Some of the changes that he implemented after AltaU include the switch to a 14-11 day pre-synch/ov-synch program. Between strict compliance to protocols and a parlor-based activity monitor system to cherry pick cows in heat after the 50-day voluntary wait period, they have bumped up their pregnancy rate to 27%!
In addition to stellar reproduction, Tom also puts a focused emphasis on achieving the most production per cow. To do this, he ensures cows are only gone to the parlor for 40-45 minutes from the time they leave their pen until they’re back at the feed bunk.
He also did some rearranging of groups of cattle, sorting out one group of slower milking cows. With the slow milkers grouped together, he was amazed by the full hour per day that they save in the parlor from the added efficiency of grouping. He also keeps the first lactation animals separate from the older cows.
Furthermore, only one ration is fed to the entire herd, as opposed to one ration for high producers and one ration for low producers. Increasing the production on what have been the lower producing cows has increased their overall production levels to 42 liters (93 pounds) shipped per cow per day.
Tom aids his quest for added production with the genetic plan he has in place. With 70% emphasis on production, and the remaining 30% placed on health, Tom selects sires that make the high-producing, healthy cows that create the most profit.
To further advance the genetics, and also capitalize on current beef prices, Tom and Alan are using sexed semen on the top heifers, and then using beef semen to breed the bottom 30% of the herd and any cows over 3rd service.
Tom comments on the benefits of DairyComp 305 to keep things in order in terms of synchronization, dry-off, herd health, and other protocols, and to keep a handle on metrics to manage herd on a day-to-day basis. He adds, “DairyComp has really revolutionized the way we run things here.”

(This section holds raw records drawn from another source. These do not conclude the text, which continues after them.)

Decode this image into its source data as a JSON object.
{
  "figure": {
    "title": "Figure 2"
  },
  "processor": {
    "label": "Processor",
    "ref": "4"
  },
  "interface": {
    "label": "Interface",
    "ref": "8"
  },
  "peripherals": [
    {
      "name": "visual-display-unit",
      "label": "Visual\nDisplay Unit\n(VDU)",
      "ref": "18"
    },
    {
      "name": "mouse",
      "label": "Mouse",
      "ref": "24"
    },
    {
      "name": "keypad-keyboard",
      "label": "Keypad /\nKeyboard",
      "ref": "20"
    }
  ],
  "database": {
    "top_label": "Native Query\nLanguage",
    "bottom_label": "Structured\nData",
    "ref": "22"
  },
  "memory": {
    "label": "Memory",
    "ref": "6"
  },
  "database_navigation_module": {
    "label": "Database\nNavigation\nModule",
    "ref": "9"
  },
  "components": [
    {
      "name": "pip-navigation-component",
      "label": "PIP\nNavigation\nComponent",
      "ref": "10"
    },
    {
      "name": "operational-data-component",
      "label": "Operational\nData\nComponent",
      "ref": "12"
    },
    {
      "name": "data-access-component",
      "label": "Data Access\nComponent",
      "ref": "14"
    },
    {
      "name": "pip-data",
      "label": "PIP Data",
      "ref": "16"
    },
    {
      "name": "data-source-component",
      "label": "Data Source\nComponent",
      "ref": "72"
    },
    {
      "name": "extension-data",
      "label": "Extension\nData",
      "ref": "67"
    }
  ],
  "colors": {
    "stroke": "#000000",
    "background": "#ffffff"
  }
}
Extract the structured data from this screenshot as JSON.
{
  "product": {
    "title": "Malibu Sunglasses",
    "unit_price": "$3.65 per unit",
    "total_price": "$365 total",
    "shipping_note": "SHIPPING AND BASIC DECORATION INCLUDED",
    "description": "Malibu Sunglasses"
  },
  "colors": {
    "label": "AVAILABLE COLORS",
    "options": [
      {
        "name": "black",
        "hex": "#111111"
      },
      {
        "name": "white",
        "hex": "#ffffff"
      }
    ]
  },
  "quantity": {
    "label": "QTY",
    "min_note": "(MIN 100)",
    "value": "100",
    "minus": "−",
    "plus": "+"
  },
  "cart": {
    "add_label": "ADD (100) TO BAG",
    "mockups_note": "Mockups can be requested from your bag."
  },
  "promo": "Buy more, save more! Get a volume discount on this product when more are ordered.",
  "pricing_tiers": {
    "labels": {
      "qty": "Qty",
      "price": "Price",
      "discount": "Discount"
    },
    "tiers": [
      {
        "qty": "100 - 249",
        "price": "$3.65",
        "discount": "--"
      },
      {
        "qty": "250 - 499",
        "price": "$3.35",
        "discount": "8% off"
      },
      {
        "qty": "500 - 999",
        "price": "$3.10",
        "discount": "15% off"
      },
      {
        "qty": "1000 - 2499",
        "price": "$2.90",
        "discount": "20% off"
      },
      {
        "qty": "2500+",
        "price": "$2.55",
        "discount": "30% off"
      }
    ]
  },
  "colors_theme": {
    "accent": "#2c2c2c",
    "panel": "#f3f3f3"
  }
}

Looking ahead, Tom and the team at Vortex Holsteins plan to work toward their challenge and goal of expanding. With a progressive, focused mindset, and a constant desire to learn, they plan to become not only bigger, but better in all areas of management.